Vancouver BC: Cooler Than Seattle

I promised my friend and co-worker from Vancouver that I’d lead with that statement so I did it even though I love Seattle dearly. Don’t be mad. The truth is that Vancouver is cooler than most of your favorite cities. There are several reasons why, and some of them don’t even have to do with food.

Vancouver is a pretty town. This is because it has that whole city plus water plus mountains combination going on:

![psu_20100429-02066](http://farm4.static.flickr.com/3307/4576211179_23f39a33 13.jpg)

You can even take mass transit and get a good view:

![psu_20100429-01929](http://farm5.static.flickr.com/4072/4576183819_30b63f1d 03.jpg)

The mass transit system is also better than most cities I’ve been to. It goes to a lot of useful places, and the ticket checking system is surprisingly laid-back. There are no oppressive gates and turnstiles that you must navigate. Instead, every once in a while there is a nice person checking tickets. It’s a semi-honor system, which surprised me because the transit systems I’ve used in the USA were all much more paranoid about freeloaders and deadbeats perpetrating fraud. This lack of gates contributes to the excellent wheelchair access in the train system. In fact, access all over the city is great:

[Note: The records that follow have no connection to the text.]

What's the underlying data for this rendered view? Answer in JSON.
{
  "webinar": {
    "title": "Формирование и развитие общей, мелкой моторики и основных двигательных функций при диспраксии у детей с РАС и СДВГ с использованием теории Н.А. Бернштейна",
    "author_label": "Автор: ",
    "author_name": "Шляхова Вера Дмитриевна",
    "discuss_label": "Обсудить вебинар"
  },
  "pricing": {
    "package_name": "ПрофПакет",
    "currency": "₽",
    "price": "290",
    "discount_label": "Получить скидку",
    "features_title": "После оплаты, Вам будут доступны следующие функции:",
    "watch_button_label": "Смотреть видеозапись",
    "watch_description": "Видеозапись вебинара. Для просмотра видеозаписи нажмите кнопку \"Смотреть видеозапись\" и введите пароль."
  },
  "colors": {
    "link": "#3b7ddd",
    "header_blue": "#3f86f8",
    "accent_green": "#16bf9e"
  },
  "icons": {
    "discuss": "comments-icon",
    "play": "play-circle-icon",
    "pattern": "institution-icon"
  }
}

1. The buses are great.

2. There are a ton of ramp-van taxis.

3. Most of the buildings in the city have flat ground level access. We even went to a dim sum joint out in Richmond, the suburban Chinatown, and had no problems. It was a second floor place with an elevator and a ramp in the parking lot. Excellent!

As a matter of record, access in Seattle (and most other American cities) is by comparison a disaster.

All of this access made it easy to wander all over the place and eat cool food. Vancouver has to be right in the running for the best food town in North America.

There is coffee:

![psu_20100427-01633](http://farm5.static.flickr.com/4043/4576181877_5e67f647 2f.jpg)

This sort of cappuccino can be hard to find in Seattle.

There is Chinese breakfast:

![psu_20100427-01647](http://farm5.static.flickr.com/4001/4576816442_2ec2e013 65.jpg)

There is Ramen:

![psu_20100429-02195](http://farm4.static.flickr.com/3322/4565127110_a4bc25c5 cc.jpg)

There is fancy Northern Chinese food:

![psu_20100427-01763](http://farm5.static.flickr.com/4021/4564479495_cd74c2b5 59_m.jpg)| [![psu_20100427-01773](http://far m4.static.flickr.com/3150/4564480129_8df49dedb0_m.jpg)](http://www.flickr.com/

photos/79904144@N00/4564480129/ “psu_20100427-01773 by psu13, on Flickr” )

There is fancy sushi:

![psu_20100428-01838](http://farm4.static.flickr.com/3300/4576817820_d160c8c8 34.jpg)

And of course, there is the inexplicably brilliant Japadog:

![psu_20100427-01740](http://farm5.static.flickr.com/4008/4576183023_dd9d3ec1 d5.jpg)

There is also a ton of dim sum, but I neglected to get a good photo of the best stuff we had. Here is a picture of the second-best stuff we had: the shrimp and pea shoot dumplings at Sun Sui Wah. It was only disappointing in that it was only as good as anything I’ve ever had on this continent.

![psu_20100426-01565](http://farm5.static.flickr.com/4062/4576292079_3ae2637e 0c.jpg)

Later in the week we went to the Jade Seafood Restaurant in Richmond. This place was so good that even the completely clich├ęd Crystal Shrimp Dumplings were really really good like nothing I’d had before. About two blocks away was another dim sum place called Empire that was the size of two city blocks. The only other place I’ve seen Chinese food on this scale was in Hong Kong.

Ok. Enough of the dedicated restaurant food. Let’s talk about shopping malls. The first day there we took the train to the Aberdeen Shopping Mall. This is just like a typical high-end mall in a more affluent suburb of any major city. Well, except for the fact that you can get hand made Shanghai Soup Dumplings in the food court:

![psu_20100425-01469](http://farm5.static.flickr.com/4008/4576924566_bd12e442 e6_m.jpg) | [![psu_20100425-01484](http://fa rm5.static.flickr.com/4036/4576924926_0897023dfe_m.jpg)](http://www.flickr.com

/photos/79904144@N00/4576924926/ “psu_20100425-01484 by psu13, on Flickr” )

The food court also had Pho, Taiwanese food, Chinese Beef Noodles, Vietnamese subs, and Beard Papa. It also had wireless Internet. Half the dorks in North America could just set up a tent and live there.

The mall also has a fountain and light show on the weekends. Great for the kids!

![psu_20100425-01501](http://farm5.static.flickr.com/4043/4576291631_c3c70c88 7e.jpg)

So that’s pretty much all we did in Vancouver. Eat and shop. Oh wait, no it isn’t. We also took advantage of two fantastic pieces of green space right in the city. There are the Van Dusen gardens:

![psu_20100427-01694](http://farm5.static.flickr.com/4023/4576816816_f08e9c87 d1.jpg)

and there is Stanley Park, where you get a great view of the harbor and the city at the same time.

![psu_20100429-02163](http://farm5.static.flickr.com/4043/4576184231_2eae7d28 4f.jpg)

Oh, and if the outdoors bores you, you can always go to the public library. I think the Vancouver library is probably cooler than the one you have too:

![psu_20100426-01553](http://farm5.static.flickr.com/4021/4576291873_8f28e7fd 27.jpg)

OK. That’s all I got. We will have to go back to find some of the other cooler things there. There is a whole area of the city that is nothing but outdoor stores. There are some sea kayaking tours. There are a lot of bike shops. There are more gardens. And we have to slowly work our way through the Chinese restaurant food awards page and go to every place that is listed there.